AAC Publications - http://publications.americanalpineclub.org

California, Yosemite National Park, Washington Column (2)

California, Yosemite National Park, Washington Column (2). Unexpected fine weather prevailed on the morning of 9 November giving the prospect of a good day for climbing the piton traverse route on Washington Column in Yosemite Valley. David Coward (28), leader of the party, had been at least as far as Lunch Ledge several times before. Doug Loescher (23) followed on the first rope. At the base of the climb Marvin McEachern (28) proposed that he and George Oetzel (27) should alternate leads on the second rope, and that he should start. On the basis of conversations and observation of some third class approach climbing, it did not seem an unreasonable suggestion, so it was agreed.

At the beginning of the third pitch, Oetzel noticed that McEachern didn’t seem very comfortable with the prospect of leading the pitch. McEachern agreed with the suggestion that he should back off and let Oetzel lead the pitch, but then started up the pitch. On further questioning, he assured his belayer that it had been only one move that was a bother, and he had no further difficulty with the bottom part of the pitch, consisting of about 20 feet of steep cracks leading to a prominent Y- shaped tree. Passing through the low crotch of the Y, the route continues up a short shallow gully with a choice at the end of continuing up the steep end of the gully or a slightly easier traverse around a ridge. Coward led the traverse 4th class. It appears that McEachern stayed in the gully, where he was out of sight of his belayer. He gave no indication that he

was having climbing difficulty, but his feet apparently slipped, and he hollered that he was falling.

As judged from the belay position, it seems that he must have fallen initially into the gully and nearly stopped, as the sounds of falling stopped for a time, and the fall took a very long time. After a hasty debate about the loose rope developing near the belay stance, Oetzel decided there was time to take in a little, and hauled in perhaps 5 feet during the fall. McEachern’s fall was stopped about 5 feet above a level ledge beside the belayer (supported at the Y tree), after something over 50 feet of scraping and bouncing down the slope. It appears that the time available for taking in a little rope may have saved further injury from striking the level ledge. It is doubtful that this action would be possible in a fall on steeper rock.

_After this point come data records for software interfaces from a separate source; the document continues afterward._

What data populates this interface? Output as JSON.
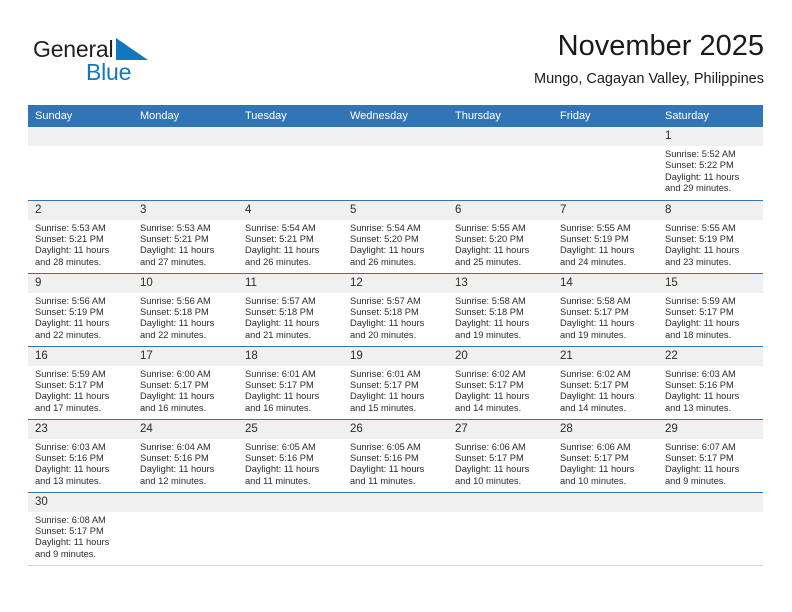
{
  "logo": {
    "word_one": "General",
    "word_two": "Blue",
    "flag_icon": "triangle-flag-icon",
    "blue": "#1278be"
  },
  "header": {
    "month_title": "November 2025",
    "location": "Mungo, Cagayan Valley, Philippines"
  },
  "colors": {
    "header_blue": "#3175b7",
    "daynum_gray": "#f0f0f0",
    "text": "#2b2b2b"
  },
  "weekday_headers": [
    "Sunday",
    "Monday",
    "Tuesday",
    "Wednesday",
    "Thursday",
    "Friday",
    "Saturday"
  ],
  "weeks": [
    [
      {
        "day": "",
        "sunrise": "",
        "sunset": "",
        "daylight_1": "",
        "daylight_2": ""
      },
      {
        "day": "",
        "sunrise": "",
        "sunset": "",
        "daylight_1": "",
        "daylight_2": ""
      },
      {
        "day": "",
        "sunrise": "",
        "sunset": "",
        "daylight_1": "",
        "daylight_2": ""
      },
      {
        "day": "",
        "sunrise": "",
        "sunset": "",
        "daylight_1": "",
        "daylight_2": ""
      },
      {
        "day": "",
        "sunrise": "",
        "sunset": "",
        "daylight_1": "",
        "daylight_2": ""
      },
      {
        "day": "",
        "sunrise": "",
        "sunset": "",
        "daylight_1": "",
        "daylight_2": ""
      },
      {
        "day": "1",
        "sunrise": "Sunrise: 5:52 AM",
        "sunset": "Sunset: 5:22 PM",
        "daylight_1": "Daylight: 11 hours",
        "daylight_2": "and 29 minutes."
      }
    ],
    [
      {
        "day": "2",
        "sunrise": "Sunrise: 5:53 AM",
        "sunset": "Sunset: 5:21 PM",
        "daylight_1": "Daylight: 11 hours",
        "daylight_2": "and 28 minutes."
      },
      {
        "day": "3",
        "sunrise": "Sunrise: 5:53 AM",
        "sunset": "Sunset: 5:21 PM",
        "daylight_1": "Daylight: 11 hours",
        "daylight_2": "and 27 minutes."
      },
      {
        "day": "4",
        "sunrise": "Sunrise: 5:54 AM",
        "sunset": "Sunset: 5:21 PM",
        "daylight_1": "Daylight: 11 hours",
        "daylight_2": "and 26 minutes."
      },
      {
        "day": "5",
        "sunrise": "Sunrise: 5:54 AM",
        "sunset": "Sunset: 5:20 PM",
        "daylight_1": "Daylight: 11 hours",
        "daylight_2": "and 26 minutes."
      },
      {
        "day": "6",
        "sunrise": "Sunrise: 5:55 AM",
        "sunset": "Sunset: 5:20 PM",
        "daylight_1": "Daylight: 11 hours",
        "daylight_2": "and 25 minutes."
      },
      {
        "day": "7",
        "sunrise": "Sunrise: 5:55 AM",
        "sunset": "Sunset: 5:19 PM",
        "daylight_1": "Daylight: 11 hours",
        "daylight_2": "and 24 minutes."
      },
      {
        "day": "8",
        "sunrise": "Sunrise: 5:55 AM",
        "sunset": "Sunset: 5:19 PM",
        "daylight_1": "Daylight: 11 hours",
        "daylight_2": "and 23 minutes."
      }
    ],
    [
      {
        "day": "9",
        "sunrise": "Sunrise: 5:56 AM",
        "sunset": "Sunset: 5:19 PM",
        "daylight_1": "Daylight: 11 hours",
        "daylight_2": "and 22 minutes."
      },
      {
        "day": "10",
        "sunrise": "Sunrise: 5:56 AM",
        "sunset": "Sunset: 5:18 PM",
        "daylight_1": "Daylight: 11 hours",
        "daylight_2": "and 22 minutes."
      },
      {
        "day": "11",
        "sunrise": "Sunrise: 5:57 AM",
        "sunset": "Sunset: 5:18 PM",
        "daylight_1": "Daylight: 11 hours",
        "daylight_2": "and 21 minutes."
      },
      {
        "day": "12",
        "sunrise": "Sunrise: 5:57 AM",
        "sunset": "Sunset: 5:18 PM",
        "daylight_1": "Daylight: 11 hours",
        "daylight_2": "and 20 minutes."
      },
      {
        "day": "13",
        "sunrise": "Sunrise: 5:58 AM",
        "sunset": "Sunset: 5:18 PM",
        "daylight_1": "Daylight: 11 hours",
        "daylight_2": "and 19 minutes."
      },
      {
        "day": "14",
        "sunrise": "Sunrise: 5:58 AM",
        "sunset": "Sunset: 5:17 PM",
        "daylight_1": "Daylight: 11 hours",
        "daylight_2": "and 19 minutes."
      },
      {
        "day": "15",
        "sunrise": "Sunrise: 5:59 AM",
        "sunset": "Sunset: 5:17 PM",
        "daylight_1": "Daylight: 11 hours",
        "daylight_2": "and 18 minutes."
      }
    ],
    [
      {
        "day": "16",
        "sunrise": "Sunrise: 5:59 AM",
        "sunset": "Sunset: 5:17 PM",
        "daylight_1": "Daylight: 11 hours",
        "daylight_2": "and 17 minutes."
      },
      {
        "day": "17",
        "sunrise": "Sunrise: 6:00 AM",
        "sunset": "Sunset: 5:17 PM",
        "daylight_1": "Daylight: 11 hours",
        "daylight_2": "and 16 minutes."
      },
      {
        "day": "18",
        "sunrise": "Sunrise: 6:01 AM",
        "sunset": "Sunset: 5:17 PM",
        "daylight_1": "Daylight: 11 hours",
        "daylight_2": "and 16 minutes."
      },
      {
        "day": "19",
        "sunrise": "Sunrise: 6:01 AM",
        "sunset": "Sunset: 5:17 PM",
        "daylight_1": "Daylight: 11 hours",
        "daylight_2": "and 15 minutes."
      },
      {
        "day": "20",
        "sunrise": "Sunrise: 6:02 AM",
        "sunset": "Sunset: 5:17 PM",
        "daylight_1": "Daylight: 11 hours",
        "daylight_2": "and 14 minutes."
      },
      {
        "day": "21",
        "sunrise": "Sunrise: 6:02 AM",
        "sunset": "Sunset: 5:17 PM",
        "daylight_1": "Daylight: 11 hours",
        "daylight_2": "and 14 minutes."
      },
      {
        "day": "22",
        "sunrise": "Sunrise: 6:03 AM",
        "sunset": "Sunset: 5:16 PM",
        "daylight_1": "Daylight: 11 hours",
        "daylight_2": "and 13 minutes."
      }
    ],
    [
      {
        "day": "23",
        "sunrise": "Sunrise: 6:03 AM",
        "sunset": "Sunset: 5:16 PM",
        "daylight_1": "Daylight: 11 hours",
        "daylight_2": "and 13 minutes."
      },
      {
        "day": "24",
        "sunrise": "Sunrise: 6:04 AM",
        "sunset": "Sunset: 5:16 PM",
        "daylight_1": "Daylight: 11 hours",
        "daylight_2": "and 12 minutes."
      },
      {
        "day": "25",
        "sunrise": "Sunrise: 6:05 AM",
        "sunset": "Sunset: 5:16 PM",
        "daylight_1": "Daylight: 11 hours",
        "daylight_2": "and 11 minutes."
      },
      {
        "day": "26",
        "sunrise": "Sunrise: 6:05 AM",
        "sunset": "Sunset: 5:16 PM",
        "daylight_1": "Daylight: 11 hours",
        "daylight_2": "and 11 minutes."
      },
      {
        "day": "27",
        "sunrise": "Sunrise: 6:06 AM",
        "sunset": "Sunset: 5:17 PM",
        "daylight_1": "Daylight: 11 hours",
        "daylight_2": "and 10 minutes."
      },
      {
        "day": "28",
        "sunrise": "Sunrise: 6:06 AM",
        "sunset": "Sunset: 5:17 PM",
        "daylight_1": "Daylight: 11 hours",
        "daylight_2": "and 10 minutes."
      },
      {
        "day": "29",
        "sunrise": "Sunrise: 6:07 AM",
        "sunset": "Sunset: 5:17 PM",
        "daylight_1": "Daylight: 11 hours",
        "daylight_2": "and 9 minutes."
      }
    ],
    [
      {
        "day": "30",
        "sunrise": "Sunrise: 6:08 AM",
        "sunset": "Sunset: 5:17 PM",
        "daylight_1": "Daylight: 11 hours",
        "daylight_2": "and 9 minutes."
      },
      {
        "day": "",
        "sunrise": "",
        "sunset": "",
        "daylight_1": "",
        "daylight_2": ""
      },
      {
        "day": "",
        "sunrise": "",
        "sunset": "",
        "daylight_1": "",
        "daylight_2": ""
      },
      {
        "day": "",
        "sunrise": "",
        "sunset": "",
        "daylight_1": "",
        "daylight_2": ""
      },
      {
        "day": "",
        "sunrise": "",
        "sunset": "",
        "daylight_1": "",
        "daylight_2": ""
      },
      {
        "day": "",
        "sunrise": "",
        "sunset": "",
        "daylight_1": "",
        "daylight_2": ""
      },
      {
        "day": "",
        "sunrise": "",
        "sunset": "",
        "daylight_1": "",
        "daylight_2": ""
      }
    ]
  ]
}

McEachern’s face was badly lacerated, and his hard hat had two deep scratches in it. Elsewhere on his body he had only minor scratches and bruises. The hard hat apparently left him very near the end of the fall, as it rolled to a stop in a bush quite close to his landing place. His glasses landed with him, in spite of all the scraping his face had received. He never lost consciousness, and was able to rappel off the rock. Examination in Yosemite Hospital 2½ hours later showed that he had also suffered a mild concussion. He was hospitalized for 24 hours and released.

Source: David W. Huson, Park Ranger, Y.N.P., and George N. Oetzel.

Analysis: (Huson and Oetzel) The people in the party had not climbed together before, making the designation of leading responsibilities heavily dependent on the statements of the individuals involved. Coward and Oetzel had discussed this beforehand and agreed that this particular climb would be within Oetzel's leading capability. Oetzel is not an experienced leader, but had been to Lunch Ledge before and had shared leads on some other climbs in Yosemite. The guide book calls Lunch Ledge class 4, probably under-rating it a bit. Still, it is not a hard climb. Conversations had given the impression that McEachern’s experience was not greatly different from Oetzel’s except that he had climbed mostly in Colorado and had not made the climb to Lunch Ledge previously.

Coward says that he was more impressed than he should have been by the fact that McEachern was to lead a Sierra Club practice climb in a few weeks. In any case, since so little was actually known about McEachern’s ability, Coward and Oetzel should have insisted that he defer leading for a few pitches until he could be observed.

However, McEachern himself seems to be the one most responsible for the accident. Although he agreed that he should not continue leading the pitch while still in a location from which he could return, he went on anyway. He had pitons with him, but did not place one before the fall. He may have been influenced in this by the fact that Coward had not used any iron, and perhaps the gully below looked deceptively safe. Each leader, and especially the less experienced, should make his own decisions about his need for protection without being influenced by others who have gone before.